The Role Of The Silk Road In The Migration And Settlement Of The Chinese HUI Nationality In The Yellow River Valley Since The Mid-7th Century
The Muslim Hui people, are the second largest minority ethnic group in China. Some of the ancestors of the Hui people were Arab, Persian, Turkish, and Central Asian Muslim merchants who migrated to the northeastern region of China in the middle of the 7th century crossing the rugged mountains of Central Asia and traversing the Silk Road overland. While some other Muslim ancestors sailed through the Persian Gulf and Arabian Sea to eventually settle down in the coastal cities of the southeast of China during the Tang and Song Dynasties. The Hui people are distinguished from the other Chinese nationalities by their practice of Islam as a religion and a comprehensive way of life. Through trade and intermarriage, the mélange of the Hui people with other Chinese nationalities facilitated their adoption of the culture and some of living practices of the major ethnic group, the Han Nationality. This paper is aimed to examine the history, evolution, culture, and major contributions of the Hui people to the development of the Yellow River Civilization.

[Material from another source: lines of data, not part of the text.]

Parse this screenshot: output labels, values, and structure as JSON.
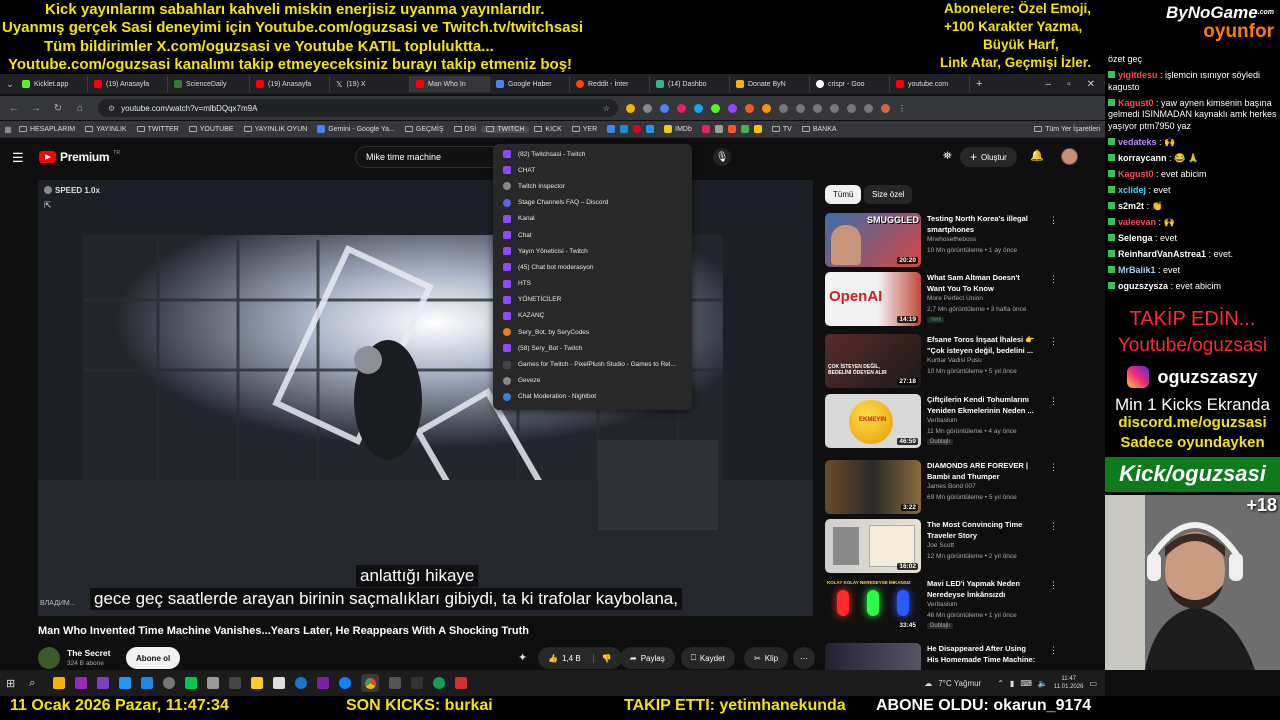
{
  "banner": {
    "lines": [
      "Kick yayınlarım sabahları kahveli miskin enerjisiz uyanma yayınlarıdır.",
      "Uyanmış gerçek Sasi deneyimi için Youtube.com/oguzsasi ve Twitch.tv/twitchsasi",
      "Tüm bildirimler X.com/oguzsasi ve Youtube KATIL topluluktta...",
      "Youtube.com/oguzsasi kanalımı takip etmeyeceksiniz burayı takip etmeniz boş!"
    ],
    "right_lines": [
      "Abonelere: Özel Emoji,",
      "+100 Karakter Yazma,",
      "Büyük Harf,",
      "Link Atar, Geçmişi İzler."
    ],
    "logo_top": "ByNoGame",
    "logo_com": ".com",
    "logo_bottom": "oyunfor"
  },
  "browser": {
    "tabs": [
      "Kicklet.app",
      "(19) Anasayfa",
      "ScienceDaily",
      "(19) Anasayfa",
      "(19) X",
      "Man Who In",
      "Google Haber",
      "Reddit - İnter",
      "(14) Dashbo",
      "Donate ByN",
      "crispr - Goo",
      "youtube.com"
    ],
    "url": "youtube.com/watch?v=mlbDQqx7m9A",
    "bookmarks": [
      "HESAPLARIM",
      "YAYINLIK",
      "TWITTER",
      "YOUTUBE",
      "YAYINLIK OYUN",
      "Gemini - Google Ya...",
      "GEÇMİŞ",
      "DSİ",
      "TWITCH",
      "KICK",
      "YER",
      "IMDb",
      "BANKA",
      "Tüm Yer İşaretleri"
    ],
    "bookmark_tv": "TV",
    "dropdown": [
      "(82) Twitchsasi - Twitch",
      "CHAT",
      "Twitch Inspector",
      "Stage Channels FAQ – Discord",
      "Kanal",
      "Chat",
      "Yayın Yöneticisi - Twitch",
      "(45) Chat bot moderasyon",
      "HTS",
      "YÖNETİCİLER",
      "KAZANÇ",
      "Sery_Bot, by SeryCodes",
      "(58) Sery_Bot - Twitch",
      "Games for Twitch - PixelPlush Studio - Games to Rel...",
      "Geveze",
      "Chat Moderation - Nightbot"
    ]
  },
  "youtube": {
    "logo": "Premium",
    "logo_tm": "TR",
    "search_value": "Mike time machine",
    "create": "Oluştur",
    "speed": "SPEED 1.0x",
    "subtitle_1": "anlattığı hikaye",
    "subtitle_2": "gece geç saatlerde arayan birinin saçmalıkları gibiydi, ta ki trafolar kaybolana,",
    "video_watermark": "ВЛАДИМ...",
    "title": "Man Who Invented Time Machine Vanishes...Years Later, He Reappears With A Shocking Truth",
    "channel": "The Secret",
    "subs": "324 B abone",
    "subscribe": "Abone ol",
    "likes": "1,4 B",
    "share": "Paylaş",
    "save": "Kaydet",
    "clip": "Klip",
    "chips": [
      "Tümü",
      "Size özel"
    ],
    "recommendations": [
      {
        "title": "Testing North Korea's illegal smartphones",
        "channel": "Mrwhosetheboss",
        "meta": "10 Mn görüntüleme • 1 ay önce",
        "duration": "20:20",
        "badge": "",
        "thumb_text": "SMUGGLED"
      },
      {
        "title": "What Sam Altman Doesn't Want You To Know",
        "channel": "More Perfect Union",
        "meta": "2,7 Mn görüntüleme • 3 hafta önce",
        "duration": "14:19",
        "badge": "Yeni",
        "thumb_text": "OpenAI"
      },
      {
        "title": "Efsane Toros İnşaat İhalesi 👉 \"Çok isteyen değil, bedelini ...",
        "channel": "Kurtlar Vadisi Pusu",
        "meta": "10 Mn görüntüleme • 5 yıl önce",
        "duration": "27:18",
        "badge": "",
        "thumb_text": "ÇOK İSTEYEN DEĞİL, BEDELİNİ ÖDEYEN ALIR"
      },
      {
        "title": "Çiftçilerin Kendi Tohumlarını Yeniden Ekmelerinin Neden ...",
        "channel": "Veritasium",
        "meta": "11 Mn görüntüleme • 4 ay önce",
        "duration": "46:59",
        "badge": "Dublajlı",
        "thumb_text": "EKMEYIN"
      },
      {
        "title": "DIAMONDS ARE FOREVER | Bambi and Thumper",
        "channel": "James Bond 007",
        "meta": "69 Mn görüntüleme • 5 yıl önce",
        "duration": "3:22",
        "badge": "",
        "thumb_text": ""
      },
      {
        "title": "The Most Convincing Time Traveler Story",
        "channel": "Joe Scott",
        "meta": "12 Mn görüntüleme • 2 yıl önce",
        "duration": "16:02",
        "badge": "",
        "thumb_text": ""
      },
      {
        "title": "Mavi LED'i Yapmak Neden Neredeyse İmkânsızdı",
        "channel": "Veritasium",
        "meta": "46 Mn görüntüleme • 1 yıl önce",
        "duration": "33:45",
        "badge": "Dublajlı",
        "thumb_text": "KOLAY KOLAY NEREDEYSE İMKANSIZ"
      },
      {
        "title": "He Disappeared After Using His Homemade Time Machine: Th...",
        "channel": "",
        "meta": "",
        "duration": "",
        "badge": "",
        "thumb_text": ""
      }
    ]
  },
  "chat": {
    "header": "özet geç",
    "messages": [
      {
        "user": "yigitdesu",
        "text": ": işlemcin ısınıyor söyledi kagusto",
        "color": "#ff4a4a"
      },
      {
        "user": "Kagust0",
        "text": ": yaw aynen kimsenin başına gelmedi ISINMADAN kaynaklı amk herkes yaşıyor ptm7950 yaz",
        "color": "#ff4a4a"
      },
      {
        "user": "vedateks",
        "text": ": 🙌",
        "color": "#b98cff"
      },
      {
        "user": "korraycann",
        "text": ": 😂 🙏",
        "color": "#ffffff"
      },
      {
        "user": "Kagust0",
        "text": ": evet abicim",
        "color": "#ff4a4a"
      },
      {
        "user": "xclidej",
        "text": ": evet",
        "color": "#4ed3ff"
      },
      {
        "user": "s2m2t",
        "text": ": 👏",
        "color": "#ffffff"
      },
      {
        "user": "valeevan",
        "text": ": 🙌",
        "color": "#ff4a4a"
      },
      {
        "user": "Selenga",
        "text": ": evet",
        "color": "#ffffff"
      },
      {
        "user": "ReinhardVanAstrea1",
        "text": ": evet.",
        "color": "#ffffff"
      },
      {
        "user": "MrBalik1",
        "text": ": evet",
        "color": "#9fd0ff"
      },
      {
        "user": "oguzszysza",
        "text": ": evet abicim",
        "color": "#ffffff"
      }
    ]
  },
  "promo": {
    "follow": "TAKİP EDİN...",
    "youtube": "Youtube/oguzsasi",
    "instagram": "oguzszaszy",
    "kicks": "Min 1 Kicks Ekranda",
    "discord": "discord.me/oguzsasi",
    "only_game": "Sadece oyundayken",
    "kick": "Kick/oguzsasi",
    "age": "+18"
  },
  "taskbar": {
    "weather": "7°C  Yağmur",
    "time": "11:47",
    "date": "11.01.2026"
  },
  "bottom": {
    "datetime": "11 Ocak 2026 Pazar, 11:47:34",
    "last_kicks": "SON KICKS: burkai",
    "followed": "TAKIP ETTI: yetimhanekunda",
    "subscribed": "ABONE OLDU: okarun_9174"
  },
  "colors": {
    "banner_yellow": "#f5e30a",
    "youtube_red": "#ff0000",
    "chat_green": "#35c553",
    "kick_green": "#53fc18",
    "promo_red": "#ff2a2a"
  }
}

Keywords: Silk Road, Hui Nationality, Yellow River, Islam in China, Chinese Culinary Culture, Han, Mongolian, and Uygur Nationalities.